[Element data from apps and pages]
*-*-*
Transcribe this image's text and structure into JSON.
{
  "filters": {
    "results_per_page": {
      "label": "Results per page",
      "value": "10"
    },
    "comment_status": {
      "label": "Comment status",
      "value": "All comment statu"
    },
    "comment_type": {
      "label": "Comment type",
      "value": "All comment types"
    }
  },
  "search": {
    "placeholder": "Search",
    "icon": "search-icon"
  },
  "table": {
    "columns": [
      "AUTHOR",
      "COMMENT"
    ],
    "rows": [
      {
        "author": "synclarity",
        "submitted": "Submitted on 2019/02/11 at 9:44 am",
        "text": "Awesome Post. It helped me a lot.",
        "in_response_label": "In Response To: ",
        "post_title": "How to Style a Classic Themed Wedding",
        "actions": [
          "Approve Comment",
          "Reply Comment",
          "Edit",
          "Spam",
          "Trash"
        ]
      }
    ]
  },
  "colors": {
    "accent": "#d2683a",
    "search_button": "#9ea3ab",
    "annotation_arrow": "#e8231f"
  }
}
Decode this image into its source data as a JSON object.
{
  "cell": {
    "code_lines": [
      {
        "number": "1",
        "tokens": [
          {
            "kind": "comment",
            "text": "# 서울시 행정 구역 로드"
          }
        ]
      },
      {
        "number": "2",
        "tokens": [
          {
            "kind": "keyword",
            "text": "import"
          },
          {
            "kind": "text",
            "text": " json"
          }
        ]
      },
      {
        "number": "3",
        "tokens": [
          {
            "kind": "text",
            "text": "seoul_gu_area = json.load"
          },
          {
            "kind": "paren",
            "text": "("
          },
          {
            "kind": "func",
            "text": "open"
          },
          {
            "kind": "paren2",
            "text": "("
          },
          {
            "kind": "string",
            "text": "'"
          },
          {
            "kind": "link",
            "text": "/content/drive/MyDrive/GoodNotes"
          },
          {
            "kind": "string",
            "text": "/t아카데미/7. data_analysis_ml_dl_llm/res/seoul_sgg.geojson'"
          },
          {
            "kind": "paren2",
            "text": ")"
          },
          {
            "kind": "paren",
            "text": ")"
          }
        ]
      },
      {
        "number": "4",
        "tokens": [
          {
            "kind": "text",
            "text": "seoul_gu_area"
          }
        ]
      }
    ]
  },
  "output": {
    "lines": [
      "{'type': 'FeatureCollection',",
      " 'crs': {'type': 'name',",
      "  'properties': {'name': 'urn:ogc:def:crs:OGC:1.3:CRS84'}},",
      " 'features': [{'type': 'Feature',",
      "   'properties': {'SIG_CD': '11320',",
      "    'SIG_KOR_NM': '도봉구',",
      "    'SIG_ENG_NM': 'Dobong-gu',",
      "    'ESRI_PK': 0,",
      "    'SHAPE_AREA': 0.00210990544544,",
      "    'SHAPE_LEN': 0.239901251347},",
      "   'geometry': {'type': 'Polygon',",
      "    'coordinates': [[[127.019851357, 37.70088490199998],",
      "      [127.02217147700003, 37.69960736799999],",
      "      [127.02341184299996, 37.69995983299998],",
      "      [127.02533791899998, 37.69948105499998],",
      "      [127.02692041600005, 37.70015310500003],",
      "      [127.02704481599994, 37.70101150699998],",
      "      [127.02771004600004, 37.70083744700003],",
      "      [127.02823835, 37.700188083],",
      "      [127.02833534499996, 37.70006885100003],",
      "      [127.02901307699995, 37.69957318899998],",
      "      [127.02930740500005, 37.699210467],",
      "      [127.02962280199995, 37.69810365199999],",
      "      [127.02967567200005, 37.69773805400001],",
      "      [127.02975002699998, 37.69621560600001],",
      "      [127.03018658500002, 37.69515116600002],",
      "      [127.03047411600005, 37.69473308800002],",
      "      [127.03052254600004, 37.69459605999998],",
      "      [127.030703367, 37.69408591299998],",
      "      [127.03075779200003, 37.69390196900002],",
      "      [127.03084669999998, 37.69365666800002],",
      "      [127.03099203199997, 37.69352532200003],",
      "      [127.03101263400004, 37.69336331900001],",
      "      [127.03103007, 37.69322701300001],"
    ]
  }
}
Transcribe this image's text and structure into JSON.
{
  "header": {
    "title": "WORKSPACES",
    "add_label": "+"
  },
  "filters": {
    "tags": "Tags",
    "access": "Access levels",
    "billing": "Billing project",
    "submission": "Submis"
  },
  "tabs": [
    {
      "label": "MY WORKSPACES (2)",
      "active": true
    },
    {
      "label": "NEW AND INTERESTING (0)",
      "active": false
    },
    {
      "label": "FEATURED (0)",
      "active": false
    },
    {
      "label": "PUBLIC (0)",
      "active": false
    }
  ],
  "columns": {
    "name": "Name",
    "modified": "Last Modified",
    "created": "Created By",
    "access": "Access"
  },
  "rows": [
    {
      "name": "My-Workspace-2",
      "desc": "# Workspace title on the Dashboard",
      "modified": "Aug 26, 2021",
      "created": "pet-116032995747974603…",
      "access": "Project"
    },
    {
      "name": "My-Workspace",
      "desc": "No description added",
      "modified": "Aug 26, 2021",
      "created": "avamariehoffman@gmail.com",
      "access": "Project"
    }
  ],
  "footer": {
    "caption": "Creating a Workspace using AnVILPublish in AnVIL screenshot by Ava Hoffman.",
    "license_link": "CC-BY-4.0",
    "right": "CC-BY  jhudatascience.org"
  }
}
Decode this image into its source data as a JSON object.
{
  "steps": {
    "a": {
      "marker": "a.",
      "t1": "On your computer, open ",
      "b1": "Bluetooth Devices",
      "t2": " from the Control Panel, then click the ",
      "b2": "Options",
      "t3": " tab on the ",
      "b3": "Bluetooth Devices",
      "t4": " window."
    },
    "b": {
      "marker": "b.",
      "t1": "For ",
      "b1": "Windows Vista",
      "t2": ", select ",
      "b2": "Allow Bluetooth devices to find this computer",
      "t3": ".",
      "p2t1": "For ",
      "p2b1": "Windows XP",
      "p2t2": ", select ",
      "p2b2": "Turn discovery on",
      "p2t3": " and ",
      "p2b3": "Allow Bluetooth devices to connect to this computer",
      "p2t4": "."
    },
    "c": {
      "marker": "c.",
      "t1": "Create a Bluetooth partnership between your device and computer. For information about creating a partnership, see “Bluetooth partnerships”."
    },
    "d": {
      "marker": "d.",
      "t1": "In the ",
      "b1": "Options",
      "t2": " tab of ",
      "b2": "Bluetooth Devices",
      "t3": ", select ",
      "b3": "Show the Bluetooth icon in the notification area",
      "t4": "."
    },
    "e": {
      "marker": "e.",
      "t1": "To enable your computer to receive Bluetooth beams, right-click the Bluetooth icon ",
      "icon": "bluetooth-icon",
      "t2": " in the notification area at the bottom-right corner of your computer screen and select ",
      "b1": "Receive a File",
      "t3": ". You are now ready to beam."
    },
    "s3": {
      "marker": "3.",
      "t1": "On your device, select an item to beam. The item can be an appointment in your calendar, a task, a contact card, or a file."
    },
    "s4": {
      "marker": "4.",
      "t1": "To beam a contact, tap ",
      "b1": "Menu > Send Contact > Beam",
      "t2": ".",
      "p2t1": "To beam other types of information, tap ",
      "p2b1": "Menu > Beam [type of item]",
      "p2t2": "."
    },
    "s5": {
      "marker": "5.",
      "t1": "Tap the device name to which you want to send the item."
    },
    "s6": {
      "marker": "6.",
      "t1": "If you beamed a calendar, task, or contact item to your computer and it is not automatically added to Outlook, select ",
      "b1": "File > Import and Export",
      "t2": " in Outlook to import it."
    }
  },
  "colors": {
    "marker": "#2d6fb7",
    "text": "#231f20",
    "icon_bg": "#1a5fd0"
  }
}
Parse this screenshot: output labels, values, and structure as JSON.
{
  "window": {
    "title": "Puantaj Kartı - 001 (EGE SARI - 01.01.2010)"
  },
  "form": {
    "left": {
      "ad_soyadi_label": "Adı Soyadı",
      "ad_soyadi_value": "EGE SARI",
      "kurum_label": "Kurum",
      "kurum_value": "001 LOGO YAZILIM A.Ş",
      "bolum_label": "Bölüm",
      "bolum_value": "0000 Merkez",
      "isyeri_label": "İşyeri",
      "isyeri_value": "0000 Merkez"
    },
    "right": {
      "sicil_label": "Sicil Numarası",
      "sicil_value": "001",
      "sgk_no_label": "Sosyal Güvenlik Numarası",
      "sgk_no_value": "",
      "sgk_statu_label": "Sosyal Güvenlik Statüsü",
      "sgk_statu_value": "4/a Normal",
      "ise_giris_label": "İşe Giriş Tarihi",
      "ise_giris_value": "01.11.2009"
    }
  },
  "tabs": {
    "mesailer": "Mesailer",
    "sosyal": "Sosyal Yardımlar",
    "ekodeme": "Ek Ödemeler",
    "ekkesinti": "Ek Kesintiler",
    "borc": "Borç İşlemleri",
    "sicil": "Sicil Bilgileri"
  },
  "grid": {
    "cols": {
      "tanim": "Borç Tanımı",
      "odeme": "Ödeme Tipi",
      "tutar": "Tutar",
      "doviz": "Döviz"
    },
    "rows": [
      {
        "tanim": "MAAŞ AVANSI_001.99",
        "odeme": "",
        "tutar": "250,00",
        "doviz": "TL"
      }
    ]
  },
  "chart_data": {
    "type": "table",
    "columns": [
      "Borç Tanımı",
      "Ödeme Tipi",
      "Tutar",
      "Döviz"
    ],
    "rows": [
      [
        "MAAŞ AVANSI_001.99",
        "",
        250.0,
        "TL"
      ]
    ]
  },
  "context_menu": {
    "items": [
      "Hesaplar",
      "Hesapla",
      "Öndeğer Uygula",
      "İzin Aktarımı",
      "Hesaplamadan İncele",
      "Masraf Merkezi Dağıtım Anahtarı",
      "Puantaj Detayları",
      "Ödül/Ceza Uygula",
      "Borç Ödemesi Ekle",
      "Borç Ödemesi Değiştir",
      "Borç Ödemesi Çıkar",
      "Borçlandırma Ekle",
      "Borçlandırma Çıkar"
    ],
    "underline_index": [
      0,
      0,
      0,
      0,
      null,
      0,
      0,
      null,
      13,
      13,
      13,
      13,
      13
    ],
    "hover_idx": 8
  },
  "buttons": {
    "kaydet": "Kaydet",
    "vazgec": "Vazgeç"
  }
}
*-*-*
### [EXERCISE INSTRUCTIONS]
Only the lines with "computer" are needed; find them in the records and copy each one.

### [OUTPUT OF THE EXERCISE]
      "t1": "On your computer, open ",
      "b2": "Allow Bluetooth devices to find this computer",
      "p2b3": "Allow Bluetooth devices to connect to this computer",
      "t1": "Create a Bluetooth partnership between your device and computer. For information about creating a partnership, see “Bluetooth partnerships”."
      "t1": "To enable your computer to receive Bluetooth beams, right-click the Bluetooth icon ",
      "t2": " in the notification area at the bottom-right corner of your computer screen and select ",
      "t1": "If you beamed a calendar, task, or contact item to your computer and it is not automatically added to Outlook, select ",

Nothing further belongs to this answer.